The Italian foreign minister said that groups such as Lebanese guerrillas Hezbollah and Palestinian militants Hamas are not purely terrorist organizations and that efforts to bring them into the political fold should be encouraged.
"Hamas and Hezbollah are not al-Qaida," Italian Foreign Minister Massimo D'Alema said in an interview with Corriere della Sera published Tuesday. "Besides their well-known responsibilities for terrorist actions, they have a political side, they are engaged in assistance."
"IRA and ETA have become political movements from (being) terror groups," D'Alema said, referring to groups that have carried out terrorist attacks in Northern Ireland and in Spain. "We must encourage this metamorphosis in the Middle East," D'Alema said.
"Instead, organizations that are purely dedicated to terror must be fought and defeated," he told Corriere, the country's leading newspaper.
Both Hezbollah and Hamas are on a U.S. list of terror organizations.
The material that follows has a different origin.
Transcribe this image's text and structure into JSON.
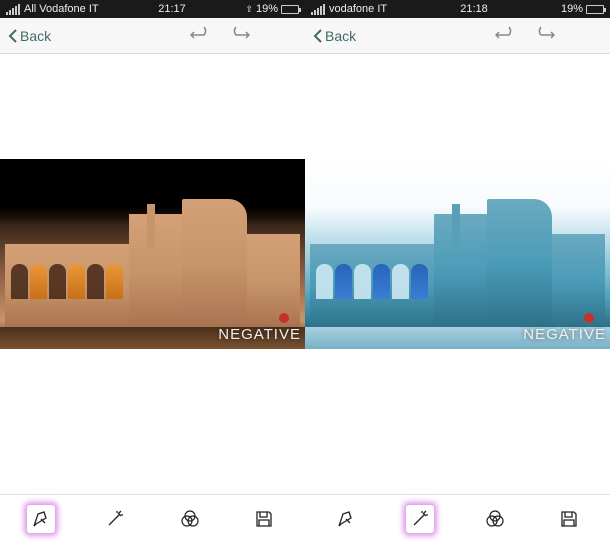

The European Union considers Hamas a terrorist organization but does not list Hezbollah.
D'Alema made the remarks as Italy was sending troops to Lebanon as part of a reinforcement of the U.N. peacekeeping force in the southern part of the Middle East country.
The Italian government approved sending 2,500 troops on Monday evening, the largest national contingent so far. A thousand Marines and engineer corps specialists were leaving later Tuesday as a vanguard of the contingent.
Israeli Foreign Minister Tzipi Livni said Tuesday that "in my eyes, an organization that supports terror cannot be part of a political system _ these organizations use democracy to spread their antidemocratic ideas."
"If Hezbollah were really to take the decision to lay down its weapons and stopped representing this extremist Iranian ideology, the destruction of Israel, then they could be part of the political system in Lebanon," Livni said, speaking on Germany's ZDF television.
Livni visited Berlin on Monday, meeting with her German counterpart.